Now, I read that Mike Huckabee says Jesus would approve of capital punishment because he suffered the same punishment without complaint. May I repeat, "What the f...????"

“Interestingly enough,” Huckabee allowed, “if there was ever an occasion for someone to have argued against the death penalty, I think Jesus could have done so on the cross and said, ‘This is an unjust punishment and I deserve clemency’.”

This is what happens when idiots read the Bible. Following old Huck's logic, then Jesus supports putting the innocent or wrongly convicted to death. Hucky conveniently forgets that Jesus intervened in the case of a woman who was headed for the death penalty for adultery. The crowd was ready to stone her to death, but Jesus pardons her and sends her on her way. Hmmm - sounds to me like the J-man supported clemency over punishment.

Christian theology holds that Jesus' sacrifice on the cross was preordained and had to happen for the redemption of the world. However, I prefer to see Jesus' death on the cross as a protest of the death penalty. He was wrongly convicted of crimes he did not commit but willingly went to his death to expose the fear of the powers that be. The powerful always destroy what they fear and Jesus' death exposed the leaders of his day for the true cowards they were. Jesus' death is powerful and gives us a guide to live by - to speak truth to power and oppose the cowardly fear-mongering leaders of our day who prefer punishment over clemency and war over peace.

I agree with Hucky-boy that Jesus was too smart to run for political office, which says a whole hell of a lot about Hucky's intelligence level as well as his grasp of what Jesus came to proclaim to we gullible, idiotic humans. Jesus understood that true power was among the people, not the potentates who pontificated about their righteousness. Now, if we can only convince the people of their power so they can send the potentates packing.

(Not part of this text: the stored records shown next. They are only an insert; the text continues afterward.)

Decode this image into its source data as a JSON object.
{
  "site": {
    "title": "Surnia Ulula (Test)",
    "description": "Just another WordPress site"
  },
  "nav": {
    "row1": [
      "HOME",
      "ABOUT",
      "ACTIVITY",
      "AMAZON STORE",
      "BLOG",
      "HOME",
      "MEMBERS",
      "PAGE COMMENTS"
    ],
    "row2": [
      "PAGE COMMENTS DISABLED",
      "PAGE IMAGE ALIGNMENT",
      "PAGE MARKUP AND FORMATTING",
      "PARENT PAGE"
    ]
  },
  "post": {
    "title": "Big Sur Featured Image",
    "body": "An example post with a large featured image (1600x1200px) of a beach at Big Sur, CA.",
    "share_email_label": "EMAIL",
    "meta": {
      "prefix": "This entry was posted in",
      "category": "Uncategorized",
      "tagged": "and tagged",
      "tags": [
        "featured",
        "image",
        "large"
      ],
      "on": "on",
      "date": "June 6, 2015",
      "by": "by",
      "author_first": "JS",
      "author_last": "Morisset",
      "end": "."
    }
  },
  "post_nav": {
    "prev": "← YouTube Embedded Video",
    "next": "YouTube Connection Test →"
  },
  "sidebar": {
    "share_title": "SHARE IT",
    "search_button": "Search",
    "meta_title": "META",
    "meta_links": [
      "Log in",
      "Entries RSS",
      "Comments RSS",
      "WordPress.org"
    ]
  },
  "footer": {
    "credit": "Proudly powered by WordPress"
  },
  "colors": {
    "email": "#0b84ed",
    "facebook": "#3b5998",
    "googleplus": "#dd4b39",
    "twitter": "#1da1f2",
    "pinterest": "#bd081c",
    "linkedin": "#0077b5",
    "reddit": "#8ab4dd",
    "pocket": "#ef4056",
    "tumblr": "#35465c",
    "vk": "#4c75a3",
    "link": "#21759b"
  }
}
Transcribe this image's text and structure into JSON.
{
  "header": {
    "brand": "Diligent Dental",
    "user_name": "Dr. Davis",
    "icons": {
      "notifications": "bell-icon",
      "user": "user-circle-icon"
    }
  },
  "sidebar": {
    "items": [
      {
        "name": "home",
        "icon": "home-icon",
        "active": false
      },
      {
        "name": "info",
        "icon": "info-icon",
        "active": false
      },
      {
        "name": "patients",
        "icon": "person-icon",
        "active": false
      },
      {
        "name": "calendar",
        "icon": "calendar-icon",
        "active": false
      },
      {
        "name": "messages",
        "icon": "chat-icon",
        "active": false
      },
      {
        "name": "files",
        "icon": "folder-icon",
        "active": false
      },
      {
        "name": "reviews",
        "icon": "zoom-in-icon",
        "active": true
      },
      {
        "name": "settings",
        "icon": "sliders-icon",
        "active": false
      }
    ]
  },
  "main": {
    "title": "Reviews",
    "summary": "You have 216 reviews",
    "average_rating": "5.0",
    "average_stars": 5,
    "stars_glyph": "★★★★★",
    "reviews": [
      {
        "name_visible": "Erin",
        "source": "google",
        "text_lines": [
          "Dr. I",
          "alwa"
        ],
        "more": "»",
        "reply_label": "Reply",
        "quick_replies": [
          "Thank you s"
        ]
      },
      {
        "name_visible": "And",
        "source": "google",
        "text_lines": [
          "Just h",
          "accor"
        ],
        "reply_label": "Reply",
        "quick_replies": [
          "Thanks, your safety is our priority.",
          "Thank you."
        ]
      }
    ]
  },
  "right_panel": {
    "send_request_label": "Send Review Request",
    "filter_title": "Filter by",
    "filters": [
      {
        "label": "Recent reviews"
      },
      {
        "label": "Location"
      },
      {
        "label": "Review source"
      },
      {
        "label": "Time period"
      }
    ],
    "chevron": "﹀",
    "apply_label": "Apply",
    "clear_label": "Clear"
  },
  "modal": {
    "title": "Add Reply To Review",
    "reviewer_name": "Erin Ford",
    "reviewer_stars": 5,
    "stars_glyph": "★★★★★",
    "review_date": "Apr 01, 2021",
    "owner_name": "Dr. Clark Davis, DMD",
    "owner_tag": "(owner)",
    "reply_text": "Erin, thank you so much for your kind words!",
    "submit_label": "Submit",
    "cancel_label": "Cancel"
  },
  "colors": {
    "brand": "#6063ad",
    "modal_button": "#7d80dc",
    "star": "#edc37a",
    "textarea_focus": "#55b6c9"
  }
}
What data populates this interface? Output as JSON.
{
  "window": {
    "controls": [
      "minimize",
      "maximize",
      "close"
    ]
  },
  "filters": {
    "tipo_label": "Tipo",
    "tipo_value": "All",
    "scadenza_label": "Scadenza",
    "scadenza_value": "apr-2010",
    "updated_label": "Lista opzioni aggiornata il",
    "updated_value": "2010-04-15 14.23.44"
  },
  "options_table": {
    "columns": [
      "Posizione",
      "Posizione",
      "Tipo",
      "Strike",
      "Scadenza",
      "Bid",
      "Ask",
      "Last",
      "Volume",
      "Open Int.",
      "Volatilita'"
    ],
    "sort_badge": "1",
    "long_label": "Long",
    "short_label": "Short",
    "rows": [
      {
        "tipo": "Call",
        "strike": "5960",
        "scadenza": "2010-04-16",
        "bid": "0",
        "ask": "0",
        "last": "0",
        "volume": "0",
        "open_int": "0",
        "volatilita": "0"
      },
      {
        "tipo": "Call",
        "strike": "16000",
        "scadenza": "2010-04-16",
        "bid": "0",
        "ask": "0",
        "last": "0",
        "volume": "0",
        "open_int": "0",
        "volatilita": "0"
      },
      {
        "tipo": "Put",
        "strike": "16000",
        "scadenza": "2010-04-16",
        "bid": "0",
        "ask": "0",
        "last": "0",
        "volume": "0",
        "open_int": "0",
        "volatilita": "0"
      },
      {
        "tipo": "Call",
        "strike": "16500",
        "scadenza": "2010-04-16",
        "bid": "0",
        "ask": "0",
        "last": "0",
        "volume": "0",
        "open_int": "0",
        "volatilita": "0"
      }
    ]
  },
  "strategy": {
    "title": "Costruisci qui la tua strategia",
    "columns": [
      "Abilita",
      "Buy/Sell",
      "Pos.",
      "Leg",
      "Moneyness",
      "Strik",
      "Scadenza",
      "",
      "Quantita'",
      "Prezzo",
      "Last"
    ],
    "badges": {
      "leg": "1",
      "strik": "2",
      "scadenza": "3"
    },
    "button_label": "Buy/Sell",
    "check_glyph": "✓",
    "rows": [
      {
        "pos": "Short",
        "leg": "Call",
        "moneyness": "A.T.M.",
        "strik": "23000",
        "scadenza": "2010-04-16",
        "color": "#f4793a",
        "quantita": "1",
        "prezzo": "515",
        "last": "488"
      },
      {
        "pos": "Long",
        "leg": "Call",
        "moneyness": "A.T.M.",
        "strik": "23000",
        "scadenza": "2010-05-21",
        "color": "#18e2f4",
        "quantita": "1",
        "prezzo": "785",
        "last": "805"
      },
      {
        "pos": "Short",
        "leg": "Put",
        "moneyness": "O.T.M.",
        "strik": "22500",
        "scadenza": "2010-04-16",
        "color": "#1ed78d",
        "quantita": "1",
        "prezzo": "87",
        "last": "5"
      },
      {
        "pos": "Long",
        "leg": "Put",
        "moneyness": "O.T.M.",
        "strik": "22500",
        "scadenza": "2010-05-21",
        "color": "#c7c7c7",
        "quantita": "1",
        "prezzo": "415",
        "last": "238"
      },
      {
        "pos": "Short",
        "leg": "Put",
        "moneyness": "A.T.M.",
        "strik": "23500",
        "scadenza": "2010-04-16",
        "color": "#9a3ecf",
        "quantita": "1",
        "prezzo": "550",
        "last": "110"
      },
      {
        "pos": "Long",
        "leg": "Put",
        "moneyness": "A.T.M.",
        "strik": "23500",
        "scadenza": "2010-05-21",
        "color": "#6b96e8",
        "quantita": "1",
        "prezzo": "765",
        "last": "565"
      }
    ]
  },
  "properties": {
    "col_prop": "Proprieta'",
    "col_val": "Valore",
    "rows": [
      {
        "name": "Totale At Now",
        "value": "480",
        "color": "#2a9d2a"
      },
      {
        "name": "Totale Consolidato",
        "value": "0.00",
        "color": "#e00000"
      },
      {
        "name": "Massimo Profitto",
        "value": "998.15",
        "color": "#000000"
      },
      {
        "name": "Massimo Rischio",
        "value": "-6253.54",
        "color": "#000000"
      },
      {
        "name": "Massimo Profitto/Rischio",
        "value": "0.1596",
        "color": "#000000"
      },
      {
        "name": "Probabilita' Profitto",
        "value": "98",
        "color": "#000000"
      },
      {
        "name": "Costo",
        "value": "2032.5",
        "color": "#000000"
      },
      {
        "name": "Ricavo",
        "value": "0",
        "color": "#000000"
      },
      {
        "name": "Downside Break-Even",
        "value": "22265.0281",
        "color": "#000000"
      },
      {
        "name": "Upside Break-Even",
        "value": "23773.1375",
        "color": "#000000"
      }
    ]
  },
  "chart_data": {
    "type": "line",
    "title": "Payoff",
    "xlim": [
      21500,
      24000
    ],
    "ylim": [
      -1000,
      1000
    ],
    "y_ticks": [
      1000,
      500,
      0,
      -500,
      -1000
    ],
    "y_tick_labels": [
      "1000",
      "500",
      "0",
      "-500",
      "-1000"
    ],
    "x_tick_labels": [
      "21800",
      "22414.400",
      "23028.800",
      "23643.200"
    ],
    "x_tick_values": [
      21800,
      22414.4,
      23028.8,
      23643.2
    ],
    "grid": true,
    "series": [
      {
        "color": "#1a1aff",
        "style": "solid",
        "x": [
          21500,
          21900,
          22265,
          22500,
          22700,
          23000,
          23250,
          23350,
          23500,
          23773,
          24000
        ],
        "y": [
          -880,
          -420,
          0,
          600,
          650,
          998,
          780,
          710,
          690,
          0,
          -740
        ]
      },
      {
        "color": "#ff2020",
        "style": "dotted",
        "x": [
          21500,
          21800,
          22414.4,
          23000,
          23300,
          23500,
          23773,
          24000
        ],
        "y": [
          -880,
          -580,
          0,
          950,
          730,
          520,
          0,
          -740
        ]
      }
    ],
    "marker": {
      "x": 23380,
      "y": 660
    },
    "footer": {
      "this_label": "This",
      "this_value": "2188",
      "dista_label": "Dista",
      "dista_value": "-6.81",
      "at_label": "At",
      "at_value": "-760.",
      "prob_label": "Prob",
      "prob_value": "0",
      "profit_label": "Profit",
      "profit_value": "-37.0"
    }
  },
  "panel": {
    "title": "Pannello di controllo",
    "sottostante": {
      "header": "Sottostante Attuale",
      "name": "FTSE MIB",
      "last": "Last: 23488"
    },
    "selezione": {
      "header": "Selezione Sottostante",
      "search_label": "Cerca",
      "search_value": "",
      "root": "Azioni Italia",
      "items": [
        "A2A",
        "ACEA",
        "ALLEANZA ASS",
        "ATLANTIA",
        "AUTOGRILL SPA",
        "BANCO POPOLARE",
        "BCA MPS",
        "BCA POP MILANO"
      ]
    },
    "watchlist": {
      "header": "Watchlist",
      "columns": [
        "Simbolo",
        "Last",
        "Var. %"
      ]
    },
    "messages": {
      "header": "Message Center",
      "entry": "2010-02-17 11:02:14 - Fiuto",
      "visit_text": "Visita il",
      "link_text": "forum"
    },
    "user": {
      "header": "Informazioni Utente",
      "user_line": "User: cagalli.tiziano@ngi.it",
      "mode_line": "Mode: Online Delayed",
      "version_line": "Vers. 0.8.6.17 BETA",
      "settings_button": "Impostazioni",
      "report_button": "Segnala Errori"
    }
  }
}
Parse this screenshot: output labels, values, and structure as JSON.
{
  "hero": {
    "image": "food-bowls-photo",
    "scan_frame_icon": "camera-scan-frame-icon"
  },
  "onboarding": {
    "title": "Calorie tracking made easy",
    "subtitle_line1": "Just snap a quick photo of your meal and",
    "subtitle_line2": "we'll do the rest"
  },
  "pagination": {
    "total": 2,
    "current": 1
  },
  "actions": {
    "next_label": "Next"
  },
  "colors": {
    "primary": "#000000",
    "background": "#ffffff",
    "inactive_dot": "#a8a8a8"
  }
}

In the meantime I'll be rocking out in the car, and if anyone spots America, please let me know where she is. Tell her all is forgiven and she can come home now.